I came from a family of collectors nothing too fancy, just stuff. But then I married into a family of real die hard pickers and collectors. Going from auctions in the 70's to cleaning out houses in the 80's and 90's we amassed a lot of really neat things. Many of my items are our families household objects that have been used and loved for several generations. Added to that are the miscellaneous finds we picked up along the way to add to our already growing collections.
Now in this collection of spice tins I found some very unique ones. One in particular was
While the tin itself doesn't provide much in the way of history, the story of the business that produced this does.
Utica has such a rich history for such a small city. One person who made a big impact there was William Blaikie (1822-1910)(http://www.oneidacountyfreedomtrail.com/who-s-who.html)
William Blaikie played an important part in the Underground Railroad as a link in the network of black and white “stations” that covered the county’s Underground Railroad. Blaikie’s Apothecary was on Genesee Street where the Radisson Hotel now sits. He sheltered freedom-seekers at his home at 2203 Genesee, (now St. Elizabeth's parking lot)sometimes in the barn of his pro-slavery neighbor. His family sometimes fled their home because of the threat of anti-abolitionist violence. They were often reviled by their neighbors, and many faced violence. Moreover, they risked serious legal penalties if they were caught.

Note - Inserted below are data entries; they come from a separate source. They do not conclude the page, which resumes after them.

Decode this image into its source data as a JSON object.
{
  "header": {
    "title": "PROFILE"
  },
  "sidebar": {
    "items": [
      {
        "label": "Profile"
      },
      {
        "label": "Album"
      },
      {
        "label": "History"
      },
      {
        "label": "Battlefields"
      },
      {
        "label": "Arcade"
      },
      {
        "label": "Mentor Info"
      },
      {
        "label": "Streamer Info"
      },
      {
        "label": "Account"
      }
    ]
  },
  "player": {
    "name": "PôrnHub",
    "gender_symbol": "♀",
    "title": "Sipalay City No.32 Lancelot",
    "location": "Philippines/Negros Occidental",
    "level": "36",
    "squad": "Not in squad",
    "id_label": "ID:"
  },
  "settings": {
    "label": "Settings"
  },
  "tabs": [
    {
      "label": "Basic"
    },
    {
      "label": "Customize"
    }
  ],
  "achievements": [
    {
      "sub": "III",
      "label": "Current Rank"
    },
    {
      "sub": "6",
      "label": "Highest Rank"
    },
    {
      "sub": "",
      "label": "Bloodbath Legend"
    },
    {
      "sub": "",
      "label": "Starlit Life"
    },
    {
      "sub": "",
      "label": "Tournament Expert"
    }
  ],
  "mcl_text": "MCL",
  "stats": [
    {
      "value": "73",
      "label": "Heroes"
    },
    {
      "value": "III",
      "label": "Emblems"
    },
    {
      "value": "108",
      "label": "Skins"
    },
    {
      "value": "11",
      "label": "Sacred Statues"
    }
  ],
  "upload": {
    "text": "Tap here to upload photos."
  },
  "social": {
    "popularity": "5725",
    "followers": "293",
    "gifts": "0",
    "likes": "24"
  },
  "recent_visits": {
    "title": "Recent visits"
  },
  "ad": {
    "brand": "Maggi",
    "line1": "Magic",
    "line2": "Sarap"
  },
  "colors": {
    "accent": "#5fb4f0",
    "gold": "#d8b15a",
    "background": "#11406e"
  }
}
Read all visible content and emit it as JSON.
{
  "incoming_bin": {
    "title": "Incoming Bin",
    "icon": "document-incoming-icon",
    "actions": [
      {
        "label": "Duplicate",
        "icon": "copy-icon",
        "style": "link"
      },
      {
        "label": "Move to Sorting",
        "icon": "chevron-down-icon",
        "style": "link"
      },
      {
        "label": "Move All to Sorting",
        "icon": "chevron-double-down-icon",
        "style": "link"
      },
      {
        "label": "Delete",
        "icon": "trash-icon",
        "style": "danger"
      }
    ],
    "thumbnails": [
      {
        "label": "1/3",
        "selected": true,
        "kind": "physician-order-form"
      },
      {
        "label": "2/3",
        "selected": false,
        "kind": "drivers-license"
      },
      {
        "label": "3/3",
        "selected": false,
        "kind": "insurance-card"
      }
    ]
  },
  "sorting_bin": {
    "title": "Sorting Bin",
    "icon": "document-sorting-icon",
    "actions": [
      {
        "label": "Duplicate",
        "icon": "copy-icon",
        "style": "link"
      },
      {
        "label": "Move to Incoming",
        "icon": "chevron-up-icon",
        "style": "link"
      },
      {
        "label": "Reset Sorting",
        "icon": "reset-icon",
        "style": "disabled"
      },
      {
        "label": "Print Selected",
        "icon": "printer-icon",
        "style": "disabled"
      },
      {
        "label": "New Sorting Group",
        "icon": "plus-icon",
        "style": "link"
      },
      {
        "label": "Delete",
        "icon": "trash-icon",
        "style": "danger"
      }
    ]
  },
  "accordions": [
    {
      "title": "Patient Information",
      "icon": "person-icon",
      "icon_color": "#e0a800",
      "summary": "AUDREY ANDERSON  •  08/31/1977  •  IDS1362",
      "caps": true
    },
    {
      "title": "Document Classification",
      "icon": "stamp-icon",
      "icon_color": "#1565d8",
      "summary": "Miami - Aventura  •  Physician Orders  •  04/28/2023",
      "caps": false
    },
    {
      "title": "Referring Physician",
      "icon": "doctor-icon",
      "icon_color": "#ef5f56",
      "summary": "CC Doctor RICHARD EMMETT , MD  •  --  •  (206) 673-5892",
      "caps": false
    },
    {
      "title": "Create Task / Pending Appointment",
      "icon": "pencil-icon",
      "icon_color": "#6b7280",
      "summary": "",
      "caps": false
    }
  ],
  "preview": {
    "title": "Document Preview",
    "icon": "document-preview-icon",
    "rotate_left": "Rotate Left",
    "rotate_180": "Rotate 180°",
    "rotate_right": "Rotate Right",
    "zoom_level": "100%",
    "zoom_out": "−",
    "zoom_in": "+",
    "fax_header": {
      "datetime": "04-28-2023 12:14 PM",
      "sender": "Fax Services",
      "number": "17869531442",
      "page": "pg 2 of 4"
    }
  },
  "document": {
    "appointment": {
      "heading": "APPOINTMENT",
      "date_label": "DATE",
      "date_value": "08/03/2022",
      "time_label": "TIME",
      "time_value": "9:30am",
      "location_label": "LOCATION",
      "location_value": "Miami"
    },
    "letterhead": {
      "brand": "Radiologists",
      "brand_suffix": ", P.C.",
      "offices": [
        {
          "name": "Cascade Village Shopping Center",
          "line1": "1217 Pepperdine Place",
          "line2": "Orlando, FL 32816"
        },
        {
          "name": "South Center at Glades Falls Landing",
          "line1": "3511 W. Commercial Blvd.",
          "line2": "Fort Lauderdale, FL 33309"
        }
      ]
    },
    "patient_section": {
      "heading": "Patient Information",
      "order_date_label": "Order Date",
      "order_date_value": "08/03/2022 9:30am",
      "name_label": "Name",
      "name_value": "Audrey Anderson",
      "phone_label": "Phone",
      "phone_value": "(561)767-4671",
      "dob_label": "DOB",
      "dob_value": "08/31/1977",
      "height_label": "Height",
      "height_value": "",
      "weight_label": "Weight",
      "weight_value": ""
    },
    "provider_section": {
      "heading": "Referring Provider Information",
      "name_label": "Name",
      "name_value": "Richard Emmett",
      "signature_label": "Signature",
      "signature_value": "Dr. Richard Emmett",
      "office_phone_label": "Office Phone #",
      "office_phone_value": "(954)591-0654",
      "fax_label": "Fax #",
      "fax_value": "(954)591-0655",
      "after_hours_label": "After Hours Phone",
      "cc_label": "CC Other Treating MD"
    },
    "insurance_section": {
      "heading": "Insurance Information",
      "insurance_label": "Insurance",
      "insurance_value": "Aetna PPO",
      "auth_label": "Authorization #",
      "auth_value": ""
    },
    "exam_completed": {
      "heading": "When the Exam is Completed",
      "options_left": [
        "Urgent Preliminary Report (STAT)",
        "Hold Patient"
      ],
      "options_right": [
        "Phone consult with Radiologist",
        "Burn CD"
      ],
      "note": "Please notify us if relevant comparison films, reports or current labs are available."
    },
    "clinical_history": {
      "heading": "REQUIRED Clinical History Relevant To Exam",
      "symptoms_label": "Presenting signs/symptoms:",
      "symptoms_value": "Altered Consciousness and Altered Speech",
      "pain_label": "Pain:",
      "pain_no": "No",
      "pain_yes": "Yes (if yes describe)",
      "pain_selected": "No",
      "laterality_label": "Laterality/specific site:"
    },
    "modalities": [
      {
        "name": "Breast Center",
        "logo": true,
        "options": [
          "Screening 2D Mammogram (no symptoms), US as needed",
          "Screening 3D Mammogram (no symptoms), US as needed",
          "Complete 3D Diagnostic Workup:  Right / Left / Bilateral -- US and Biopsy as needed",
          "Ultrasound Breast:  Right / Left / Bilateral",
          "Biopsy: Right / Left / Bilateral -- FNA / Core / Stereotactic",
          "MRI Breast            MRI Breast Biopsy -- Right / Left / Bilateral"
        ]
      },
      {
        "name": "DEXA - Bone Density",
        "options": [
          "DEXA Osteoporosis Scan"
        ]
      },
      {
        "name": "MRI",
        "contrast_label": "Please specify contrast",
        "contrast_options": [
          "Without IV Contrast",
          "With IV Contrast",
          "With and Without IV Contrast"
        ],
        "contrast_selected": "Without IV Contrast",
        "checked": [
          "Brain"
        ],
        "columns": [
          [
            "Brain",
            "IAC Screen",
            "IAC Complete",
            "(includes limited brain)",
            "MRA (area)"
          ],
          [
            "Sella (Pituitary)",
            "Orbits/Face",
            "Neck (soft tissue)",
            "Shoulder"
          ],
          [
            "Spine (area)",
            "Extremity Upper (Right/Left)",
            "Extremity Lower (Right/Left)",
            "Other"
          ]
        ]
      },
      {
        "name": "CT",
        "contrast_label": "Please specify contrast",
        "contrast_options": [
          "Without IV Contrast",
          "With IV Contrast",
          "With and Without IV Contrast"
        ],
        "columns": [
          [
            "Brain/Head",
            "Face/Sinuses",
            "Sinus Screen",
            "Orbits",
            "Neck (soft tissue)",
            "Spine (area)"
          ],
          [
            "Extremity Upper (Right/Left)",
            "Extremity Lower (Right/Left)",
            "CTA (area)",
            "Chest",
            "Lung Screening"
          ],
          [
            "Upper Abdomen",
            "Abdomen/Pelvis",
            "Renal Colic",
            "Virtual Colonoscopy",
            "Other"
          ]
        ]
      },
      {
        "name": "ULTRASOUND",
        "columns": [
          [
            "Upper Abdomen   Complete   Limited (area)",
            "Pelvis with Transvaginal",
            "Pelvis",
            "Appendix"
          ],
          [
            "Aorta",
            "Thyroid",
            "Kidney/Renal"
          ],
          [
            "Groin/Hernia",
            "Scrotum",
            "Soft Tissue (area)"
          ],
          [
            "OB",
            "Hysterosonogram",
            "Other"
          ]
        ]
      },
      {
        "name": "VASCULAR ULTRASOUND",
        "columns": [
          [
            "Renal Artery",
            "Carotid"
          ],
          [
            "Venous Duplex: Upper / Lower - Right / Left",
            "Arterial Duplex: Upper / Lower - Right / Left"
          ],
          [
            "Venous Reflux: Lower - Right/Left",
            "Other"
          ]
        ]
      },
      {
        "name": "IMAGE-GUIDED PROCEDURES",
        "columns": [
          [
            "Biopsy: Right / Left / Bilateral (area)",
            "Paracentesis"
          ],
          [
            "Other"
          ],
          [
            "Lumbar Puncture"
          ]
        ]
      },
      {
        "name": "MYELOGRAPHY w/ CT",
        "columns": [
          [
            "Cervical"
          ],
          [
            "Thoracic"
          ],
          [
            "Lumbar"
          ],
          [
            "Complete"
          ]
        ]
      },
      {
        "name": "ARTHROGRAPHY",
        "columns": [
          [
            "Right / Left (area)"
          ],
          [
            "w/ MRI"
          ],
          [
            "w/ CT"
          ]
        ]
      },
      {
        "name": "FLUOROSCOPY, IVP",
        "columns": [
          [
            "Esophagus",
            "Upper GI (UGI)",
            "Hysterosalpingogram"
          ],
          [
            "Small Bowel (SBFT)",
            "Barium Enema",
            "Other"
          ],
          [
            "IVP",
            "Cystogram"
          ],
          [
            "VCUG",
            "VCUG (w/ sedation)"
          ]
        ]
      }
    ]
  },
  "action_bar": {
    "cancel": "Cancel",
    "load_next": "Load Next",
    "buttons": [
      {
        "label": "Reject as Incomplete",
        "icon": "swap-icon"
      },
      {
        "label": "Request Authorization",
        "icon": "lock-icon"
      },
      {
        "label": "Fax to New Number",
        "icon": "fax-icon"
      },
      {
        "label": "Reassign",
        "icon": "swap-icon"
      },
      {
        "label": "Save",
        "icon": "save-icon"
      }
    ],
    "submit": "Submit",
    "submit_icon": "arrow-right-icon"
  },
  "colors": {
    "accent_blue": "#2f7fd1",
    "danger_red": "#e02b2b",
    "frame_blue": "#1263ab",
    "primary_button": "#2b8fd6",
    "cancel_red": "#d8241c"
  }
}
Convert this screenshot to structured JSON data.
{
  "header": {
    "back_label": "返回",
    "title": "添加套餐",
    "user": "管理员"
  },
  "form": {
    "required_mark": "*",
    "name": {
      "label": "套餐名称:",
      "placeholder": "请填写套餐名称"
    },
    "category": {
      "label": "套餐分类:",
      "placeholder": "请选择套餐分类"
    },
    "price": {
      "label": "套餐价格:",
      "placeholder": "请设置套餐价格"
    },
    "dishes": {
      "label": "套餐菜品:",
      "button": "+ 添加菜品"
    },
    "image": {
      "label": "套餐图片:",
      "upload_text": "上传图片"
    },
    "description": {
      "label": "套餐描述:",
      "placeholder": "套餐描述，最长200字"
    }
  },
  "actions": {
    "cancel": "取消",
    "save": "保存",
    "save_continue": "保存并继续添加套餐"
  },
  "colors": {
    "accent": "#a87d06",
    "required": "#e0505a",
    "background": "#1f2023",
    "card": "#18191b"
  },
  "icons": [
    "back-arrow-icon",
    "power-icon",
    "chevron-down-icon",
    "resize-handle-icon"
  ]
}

Blaikie was born in Edinburgh, Scotland in 1822. He is buried in Utica’s Forest Hill Cemetery (Plot 30).
I spent quite a while looking for an old photo of this business located at 202 Genesee Street. I was pretty sure this was the place as Hurlburt's was 188 Genesee Street. Then I remembered a photo on the Utica College web site on a entry about the underground railway and there is was, the name I couldn't see on this photo.
I don't know what it is about my passion for mixing bowls but I imagine it is the image my memory holds of my mom making her wonderful pies and cookies back in our 50's house kitchen. Or maybe the Saturday's we ate at gramma's house during our dinner break as they called lunch back then, in between the farm and green house chores. She always had the cookie jar full and something special for dessert.